Date of Award
Engineering and Applied Science
Civil and Environmental Engineering
McCorquodale, J. Alex
The most critical hazards impacting the world today are the affects of climate change and global warming. Scientists have been studying the Earth's climate for centuries and have come to agreement that our climate is changing, and has changed, many times abruptly over the history of our planet. This research focuses on the impacts of global warming related to increased hurricane intensities and their surge responses along the coast of the State of Louisiana. Surge responses are quantified for storms that could potentially occur under present climate but 50 years into the future on a coast subjected to current erosion and local subsidence effects. Analyses of projected hurricane intensities influenced by an increase in sea surface temperatures (SSTs) are performed. Intensities of these storms are projected to increase by 5% per degree of increase in SSTs. A small suite of these storms influenced by global warming and potentially realized by abrupt climate changes are modeled. Simulations of these storms are executed using a storm surge model. The surges produced by these storms are significantly higher than surges produced by presentday storms. These surges are then compared to existing surge frequency distributions along the Louisiana coast.

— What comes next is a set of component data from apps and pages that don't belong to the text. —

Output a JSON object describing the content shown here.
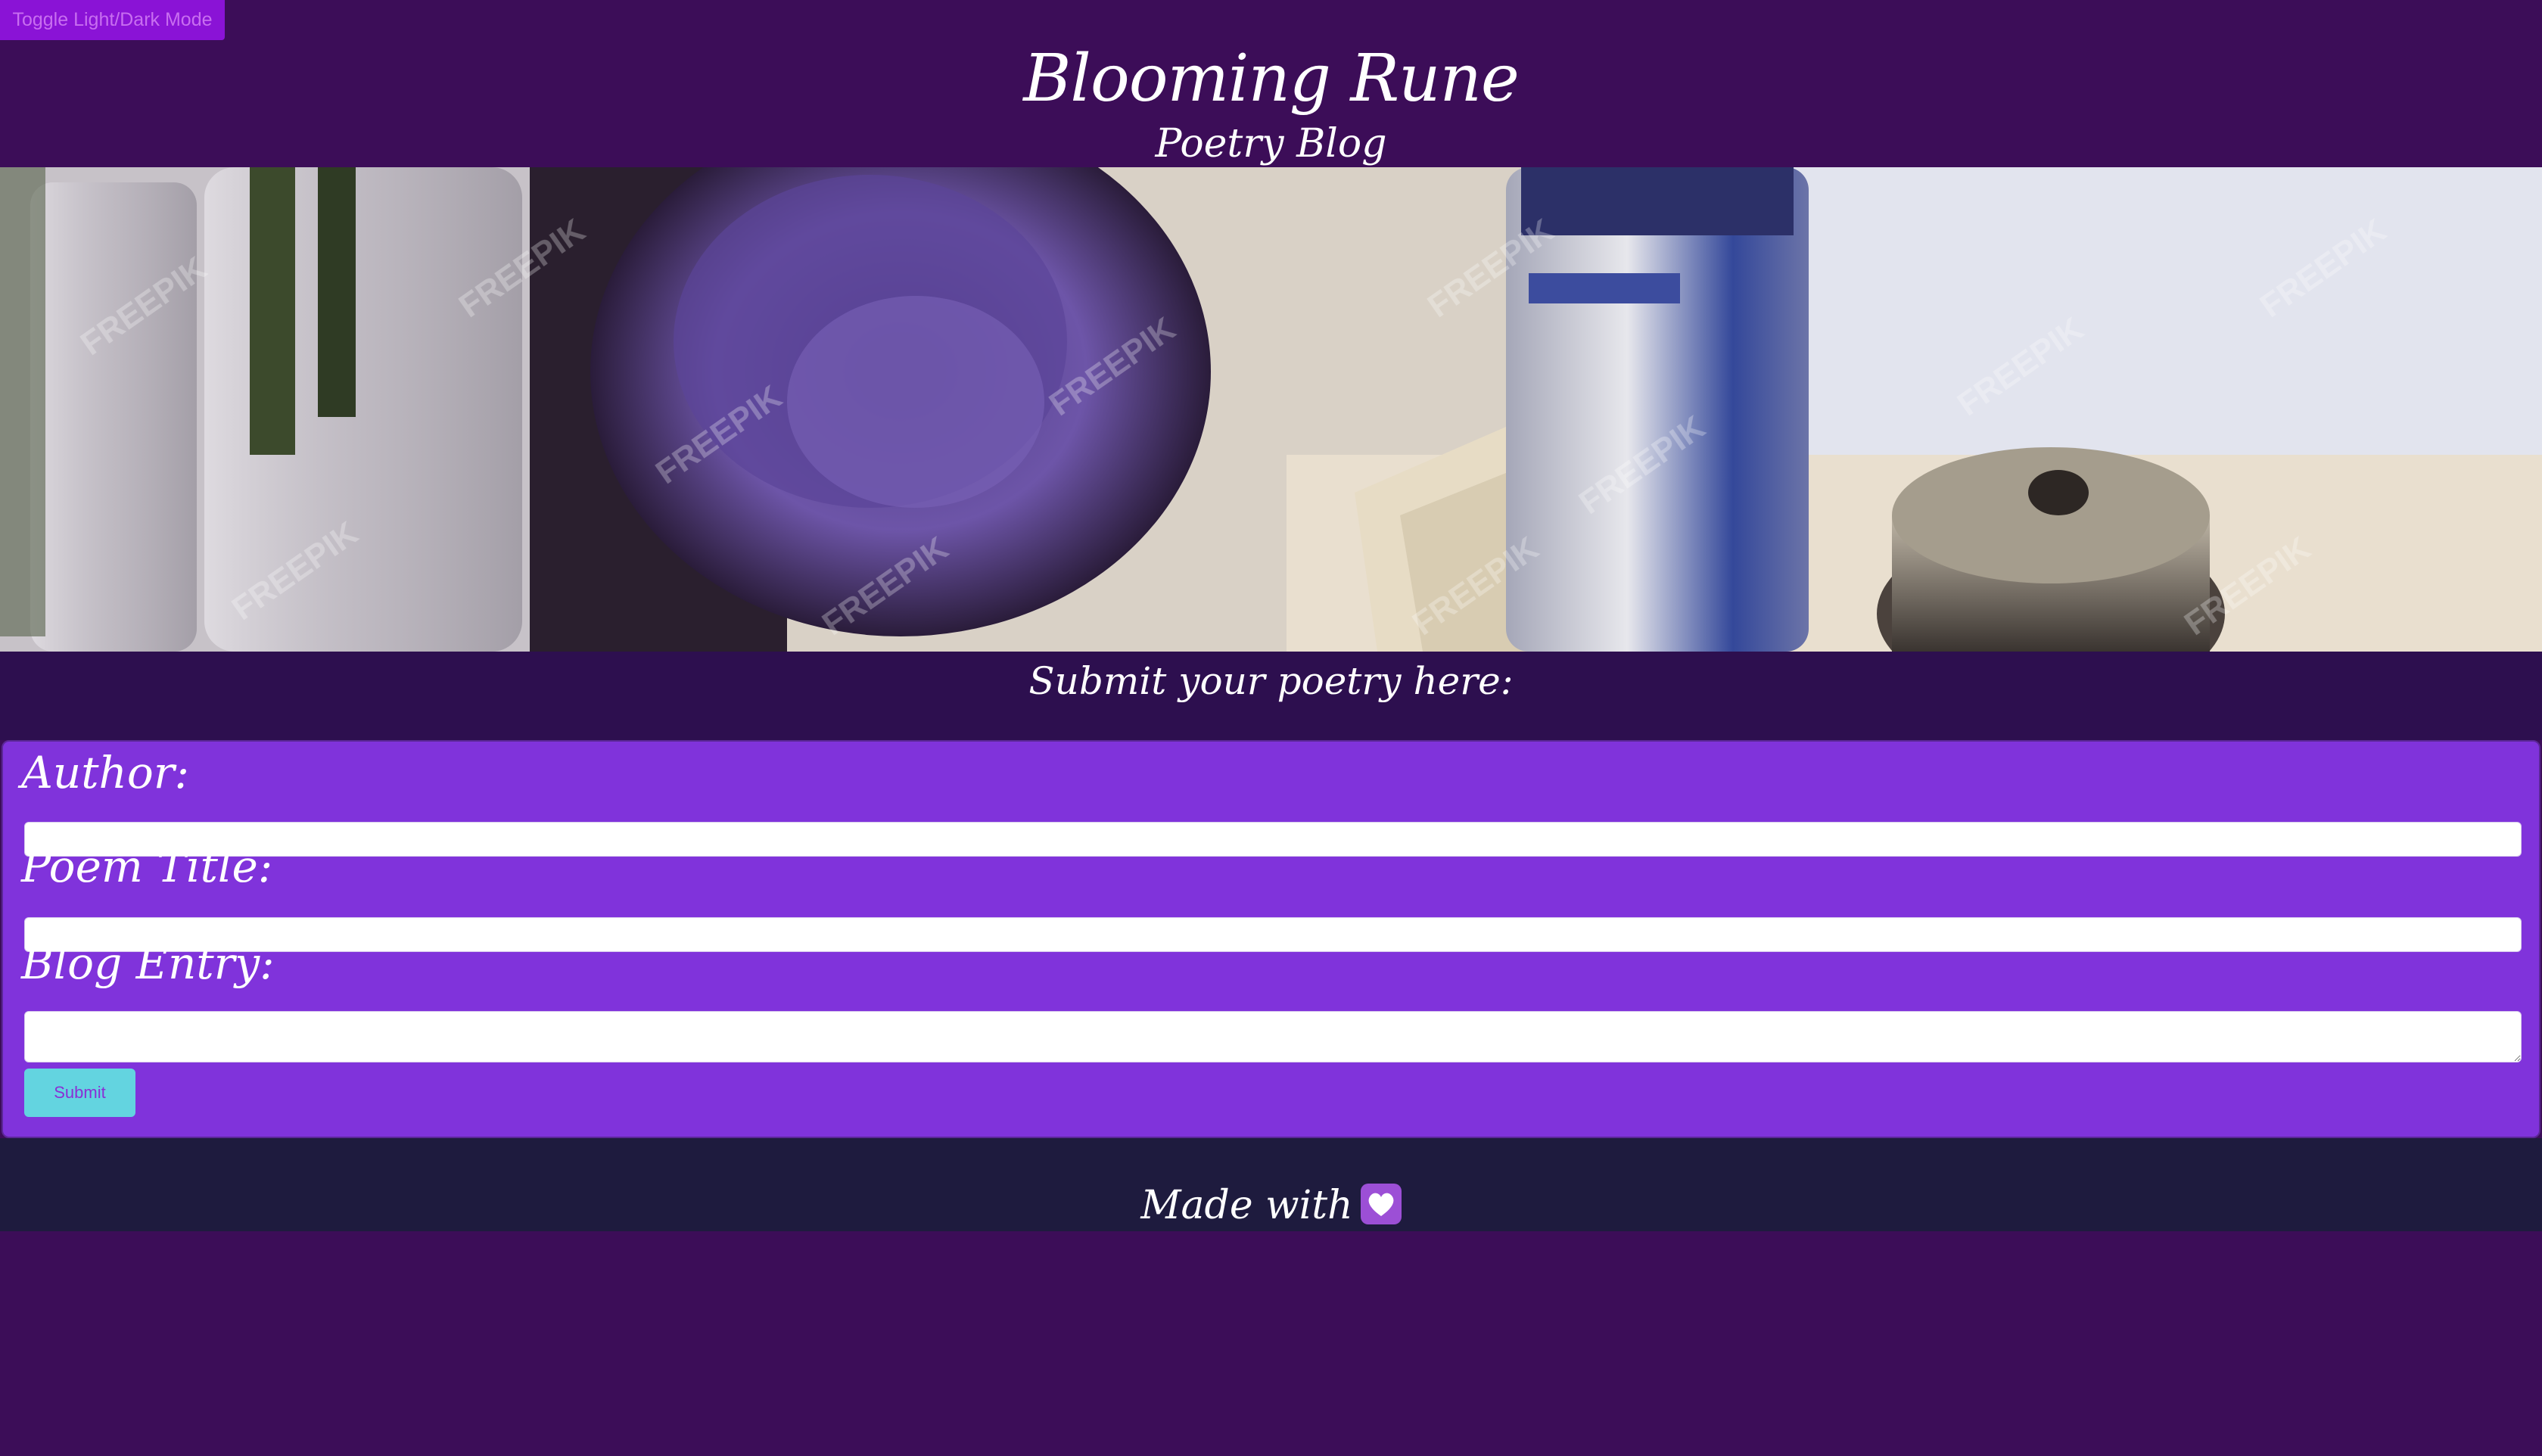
{
  "toggle": {
    "label": "Toggle Light/Dark Mode"
  },
  "header": {
    "title": "Blooming Rune",
    "subtitle": "Poetry Blog"
  },
  "hero": {
    "watermark": "FREEPIK"
  },
  "form": {
    "heading": "Submit your poetry here:",
    "author_label": "Author:",
    "author_value": "",
    "poem_title_label": "Poem Title:",
    "poem_title_value": "",
    "blog_entry_label": "Blog Entry:",
    "blog_entry_value": "",
    "submit_label": "Submit"
  },
  "footer": {
    "text": "Made with",
    "icon": "purple-heart-icon"
  },
  "colors": {
    "page_bg": "#3c0d58",
    "heading_band_bg": "#2d0f4f",
    "form_bg": "#8033db",
    "footer_bg": "#1e1b3e",
    "toggle_bg": "#8a13d6",
    "submit_bg": "#63d4e0",
    "text": "#ffffff"
  }
}
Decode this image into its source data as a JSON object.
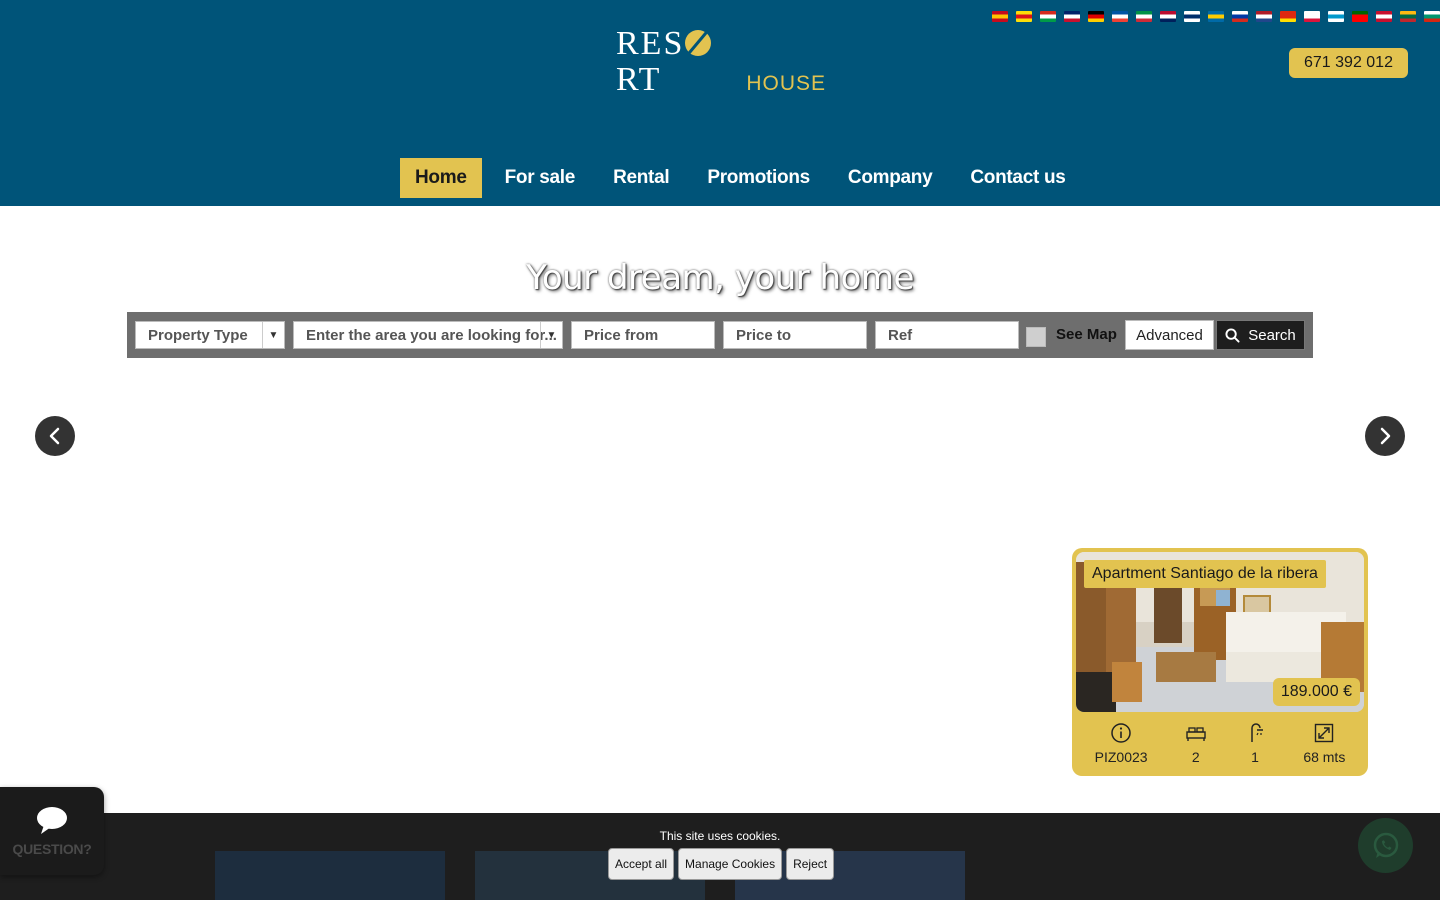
{
  "header": {
    "phone": "671 392 012",
    "logo": {
      "main_left": "RES",
      "main_right": "RT",
      "sub": "HOUSE"
    },
    "flags": [
      {
        "name": "spanish-flag",
        "colors": [
          "#c60b1e",
          "#ffc400",
          "#c60b1e"
        ]
      },
      {
        "name": "catalan-flag",
        "colors": [
          "#fcdd09",
          "#da121a",
          "#fcdd09"
        ]
      },
      {
        "name": "basque-flag",
        "colors": [
          "#d52b1e",
          "#ffffff",
          "#009b48"
        ]
      },
      {
        "name": "english-flag",
        "colors": [
          "#012169",
          "#ffffff",
          "#c8102e"
        ]
      },
      {
        "name": "german-flag",
        "colors": [
          "#000000",
          "#dd0000",
          "#ffce00"
        ]
      },
      {
        "name": "french-flag",
        "colors": [
          "#0055a4",
          "#ffffff",
          "#ef4135"
        ]
      },
      {
        "name": "italian-flag",
        "colors": [
          "#009246",
          "#ffffff",
          "#ce2b37"
        ]
      },
      {
        "name": "norwegian-flag",
        "colors": [
          "#ba0c2f",
          "#ffffff",
          "#00205b"
        ]
      },
      {
        "name": "finnish-flag",
        "colors": [
          "#ffffff",
          "#002f6c",
          "#ffffff"
        ]
      },
      {
        "name": "swedish-flag",
        "colors": [
          "#006aa7",
          "#fecc00",
          "#006aa7"
        ]
      },
      {
        "name": "russian-flag",
        "colors": [
          "#ffffff",
          "#0039a6",
          "#d52b1e"
        ]
      },
      {
        "name": "dutch-flag",
        "colors": [
          "#ae1c28",
          "#ffffff",
          "#21468b"
        ]
      },
      {
        "name": "chinese-flag",
        "colors": [
          "#de2910",
          "#de2910",
          "#ffde00"
        ]
      },
      {
        "name": "polish-flag",
        "colors": [
          "#ffffff",
          "#ffffff",
          "#dc143c"
        ]
      },
      {
        "name": "galician-flag",
        "colors": [
          "#ffffff",
          "#0099cc",
          "#ffffff"
        ]
      },
      {
        "name": "portuguese-flag",
        "colors": [
          "#006600",
          "#ff0000",
          "#ff0000"
        ]
      },
      {
        "name": "danish-flag",
        "colors": [
          "#c8102e",
          "#ffffff",
          "#c8102e"
        ]
      },
      {
        "name": "lithuanian-flag",
        "colors": [
          "#fdb913",
          "#006a44",
          "#c1272d"
        ]
      },
      {
        "name": "bulgarian-flag",
        "colors": [
          "#ffffff",
          "#00966e",
          "#d62612"
        ]
      }
    ],
    "nav": [
      {
        "label": "Home",
        "active": true
      },
      {
        "label": "For sale",
        "active": false
      },
      {
        "label": "Rental",
        "active": false
      },
      {
        "label": "Promotions",
        "active": false
      },
      {
        "label": "Company",
        "active": false
      },
      {
        "label": "Contact us",
        "active": false
      }
    ]
  },
  "hero": {
    "title": "Your dream, your home"
  },
  "search": {
    "property_type": "Property Type",
    "area": "Enter the area you are looking for...",
    "price_from": "Price from",
    "price_to": "Price to",
    "ref": "Ref",
    "see_map": "See Map",
    "advanced": "Advanced",
    "search": "Search"
  },
  "card": {
    "title": "Apartment Santiago de la ribera",
    "price": "189.000 €",
    "ref": "PIZ0023",
    "bedrooms": "2",
    "bathrooms": "1",
    "size": "68 mts"
  },
  "widgets": {
    "question": "QUESTION?"
  },
  "cookies": {
    "text": "This site uses cookies.",
    "accept": "Accept all",
    "manage": "Manage Cookies",
    "reject": "Reject"
  },
  "colors": {
    "header_bg": "#005479",
    "accent": "#e2c350",
    "dark": "#1e1e1e"
  }
}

Ratcliff, Jay, "Abrupt Climate Change and Storm Surge Impacts in Coastal Louisiana in 2050" (2008). University of New Orleans Theses and Dissertations. 879.